### The task
Show each line of the records below where the word "wall" occurs.

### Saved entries
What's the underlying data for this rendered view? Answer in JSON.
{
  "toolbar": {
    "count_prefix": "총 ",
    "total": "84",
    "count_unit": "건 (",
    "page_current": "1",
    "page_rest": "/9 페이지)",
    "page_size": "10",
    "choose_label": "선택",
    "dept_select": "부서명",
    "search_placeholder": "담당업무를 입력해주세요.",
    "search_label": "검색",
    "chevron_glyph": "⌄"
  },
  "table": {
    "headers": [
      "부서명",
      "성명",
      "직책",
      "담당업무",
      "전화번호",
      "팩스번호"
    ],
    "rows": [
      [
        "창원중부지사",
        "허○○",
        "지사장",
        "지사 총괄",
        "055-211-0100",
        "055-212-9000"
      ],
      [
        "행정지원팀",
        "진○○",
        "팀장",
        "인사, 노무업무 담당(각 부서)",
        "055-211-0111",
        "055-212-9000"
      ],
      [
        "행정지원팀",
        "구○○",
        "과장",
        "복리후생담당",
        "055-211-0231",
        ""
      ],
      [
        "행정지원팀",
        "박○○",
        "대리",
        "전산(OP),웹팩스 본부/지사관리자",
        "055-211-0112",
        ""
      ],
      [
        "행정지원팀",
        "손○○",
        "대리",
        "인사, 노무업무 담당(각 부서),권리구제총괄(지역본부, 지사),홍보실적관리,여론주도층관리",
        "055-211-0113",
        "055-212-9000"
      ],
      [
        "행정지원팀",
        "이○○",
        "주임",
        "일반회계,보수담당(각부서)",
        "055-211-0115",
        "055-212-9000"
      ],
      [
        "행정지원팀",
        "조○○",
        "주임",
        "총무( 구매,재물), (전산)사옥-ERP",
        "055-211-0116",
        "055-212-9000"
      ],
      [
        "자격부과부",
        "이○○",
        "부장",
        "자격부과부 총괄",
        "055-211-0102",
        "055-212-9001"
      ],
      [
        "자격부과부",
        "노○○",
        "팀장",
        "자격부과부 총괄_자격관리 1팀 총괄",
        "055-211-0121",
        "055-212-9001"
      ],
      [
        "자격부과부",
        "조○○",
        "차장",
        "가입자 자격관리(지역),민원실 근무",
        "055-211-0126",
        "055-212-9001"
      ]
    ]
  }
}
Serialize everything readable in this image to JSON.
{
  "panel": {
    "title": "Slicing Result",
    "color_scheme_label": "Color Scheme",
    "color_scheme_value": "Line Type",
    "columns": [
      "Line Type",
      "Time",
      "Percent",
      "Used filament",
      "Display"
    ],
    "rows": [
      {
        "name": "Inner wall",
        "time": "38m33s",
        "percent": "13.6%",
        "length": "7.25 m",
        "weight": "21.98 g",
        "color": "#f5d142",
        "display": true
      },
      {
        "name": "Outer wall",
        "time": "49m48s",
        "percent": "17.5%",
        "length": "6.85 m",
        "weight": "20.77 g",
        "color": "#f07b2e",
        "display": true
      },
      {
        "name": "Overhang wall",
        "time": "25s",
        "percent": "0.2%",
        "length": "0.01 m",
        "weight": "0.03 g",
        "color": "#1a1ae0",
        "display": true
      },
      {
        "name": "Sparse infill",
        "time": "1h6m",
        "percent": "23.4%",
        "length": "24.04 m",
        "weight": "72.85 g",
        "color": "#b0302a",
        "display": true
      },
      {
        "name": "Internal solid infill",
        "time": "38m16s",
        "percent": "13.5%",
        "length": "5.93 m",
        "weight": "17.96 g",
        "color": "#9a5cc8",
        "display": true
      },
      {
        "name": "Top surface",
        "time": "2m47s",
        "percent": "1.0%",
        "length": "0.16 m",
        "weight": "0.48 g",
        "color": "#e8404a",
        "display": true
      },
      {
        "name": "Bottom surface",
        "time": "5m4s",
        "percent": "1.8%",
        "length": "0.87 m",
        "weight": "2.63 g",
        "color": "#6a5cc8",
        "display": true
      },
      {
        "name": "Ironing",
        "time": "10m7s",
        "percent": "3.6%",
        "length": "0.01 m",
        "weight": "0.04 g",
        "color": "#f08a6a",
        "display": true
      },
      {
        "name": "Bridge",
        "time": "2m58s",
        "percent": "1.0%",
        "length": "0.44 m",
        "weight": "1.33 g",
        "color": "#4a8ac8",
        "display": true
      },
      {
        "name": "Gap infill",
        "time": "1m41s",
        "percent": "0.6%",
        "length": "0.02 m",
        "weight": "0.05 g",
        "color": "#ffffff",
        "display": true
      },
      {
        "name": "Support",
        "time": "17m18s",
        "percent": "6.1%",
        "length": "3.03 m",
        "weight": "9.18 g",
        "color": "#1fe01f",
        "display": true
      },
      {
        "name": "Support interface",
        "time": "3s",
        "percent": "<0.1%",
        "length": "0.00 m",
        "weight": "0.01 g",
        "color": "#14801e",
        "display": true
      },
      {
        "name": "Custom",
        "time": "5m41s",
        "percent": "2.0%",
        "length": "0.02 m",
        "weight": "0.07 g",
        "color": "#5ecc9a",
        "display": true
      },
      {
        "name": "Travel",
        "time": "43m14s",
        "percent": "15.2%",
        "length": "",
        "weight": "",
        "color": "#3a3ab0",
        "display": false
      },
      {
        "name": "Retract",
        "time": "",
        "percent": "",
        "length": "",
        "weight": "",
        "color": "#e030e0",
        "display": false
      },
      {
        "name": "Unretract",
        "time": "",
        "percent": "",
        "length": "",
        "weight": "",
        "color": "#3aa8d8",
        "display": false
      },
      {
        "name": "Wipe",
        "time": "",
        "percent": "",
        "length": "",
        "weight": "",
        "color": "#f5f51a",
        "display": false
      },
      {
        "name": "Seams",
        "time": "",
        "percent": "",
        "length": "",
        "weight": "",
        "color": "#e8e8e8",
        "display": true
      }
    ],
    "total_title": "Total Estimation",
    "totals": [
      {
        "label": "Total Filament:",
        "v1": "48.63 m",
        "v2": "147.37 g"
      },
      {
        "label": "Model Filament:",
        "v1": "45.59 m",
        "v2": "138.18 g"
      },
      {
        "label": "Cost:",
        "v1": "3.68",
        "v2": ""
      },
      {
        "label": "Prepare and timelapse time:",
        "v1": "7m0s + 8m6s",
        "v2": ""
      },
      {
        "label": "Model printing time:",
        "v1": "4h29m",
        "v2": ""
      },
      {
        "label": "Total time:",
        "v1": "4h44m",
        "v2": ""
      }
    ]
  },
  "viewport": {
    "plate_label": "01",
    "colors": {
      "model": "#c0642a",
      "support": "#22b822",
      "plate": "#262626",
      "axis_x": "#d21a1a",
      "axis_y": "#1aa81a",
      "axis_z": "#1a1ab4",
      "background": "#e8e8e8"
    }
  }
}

### Answer space
        "name": "Inner wall",
        "name": "Outer wall",
        "name": "Overhang wall",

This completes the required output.